Rep. Jim Matheson, a Utah Democrat, held a news conference at a Salt Lake City library after his brother, Tucson resident Tom Matheson, informed him of the shootings.

Calling Giffords a "good friend," Matheson said it's deplorable she was targeted at an event designed to talk to constituents about the nation's direction.

"This is a very tragic day. This is an outrage that this sort of thing could happen in our country … that is all about competition of ideas," Matheson said.

"When you're in the public domain, the best representatives listen to their constituents. They take the time to go out and meet lots of people. I know that is something Gabby Giffords valued. I hope everyone in the country rallies around Gabby and the other victims."

Matheson, a leader in the moderate-to-conservative Blue Dog Coalition, said he interviewed Giffords to join the coalition when she ran for Congress. He praised her dedication to the Science Committee and said Giffords had a passion for researching solar-energy issues.

Giffords, 40, was re-elected to her third term in November. She was a member of the Arizona House and Senate before coming to Washington. Giffords represents "one of the real up-and-comers in American politics," Matheson said.

Matheson said the shooting could lead to discussion about security policies for elected officials. He added that he has never worried about his own security on the campaign trail or at public events designed to gain constituent feedback.

But Saturday's events, he said, show "there are vulnerabilities."

"I'm sure this act will show there may need to be discussion on how to change that," Matheson said.

Rep. Jason Chaffetz, R-Utah, who works in an office next door to Giffords', said he contacted U.S. Capitol police Saturday after receiving what he considered an inappropriate Twitter message about the Giffords attack.

"People just need to calm down," Chaffetz said. "Take a deep breath. It's not the time or place for that. This type of senseless act of violence should never happen. My thoughts and prayers are with all of today's victims and their families.

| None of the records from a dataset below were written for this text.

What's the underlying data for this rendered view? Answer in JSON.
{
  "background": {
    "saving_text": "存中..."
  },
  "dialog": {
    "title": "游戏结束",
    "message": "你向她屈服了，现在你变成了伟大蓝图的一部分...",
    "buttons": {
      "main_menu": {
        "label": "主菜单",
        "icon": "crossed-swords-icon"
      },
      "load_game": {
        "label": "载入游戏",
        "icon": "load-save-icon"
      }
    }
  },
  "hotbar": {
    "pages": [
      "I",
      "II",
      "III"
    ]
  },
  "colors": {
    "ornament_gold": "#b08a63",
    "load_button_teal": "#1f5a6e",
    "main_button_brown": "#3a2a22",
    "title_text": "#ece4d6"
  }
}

May God bless her and all those affected by this tragedy."

Rep. Rob Bishop worked closely with Giffords to ensure the solid-rocket booster, which is manufactured in Utah, remains part of NASA's next-generation space shuttle.

"This is sad; this is unfortunate; this is reprehensible; hopefully it will never be replicated again," he said.

Sen. Mike Lee said, "There is simply no excuse for such brutality, and it's especially unfortunate that she was attacked while serving those she represents."

And Utah's senior senator, Orrin Hatch, condemned "this senseless and brutal act of violence. … Acts and threats of violence have no place in our political discourse or in a civil society."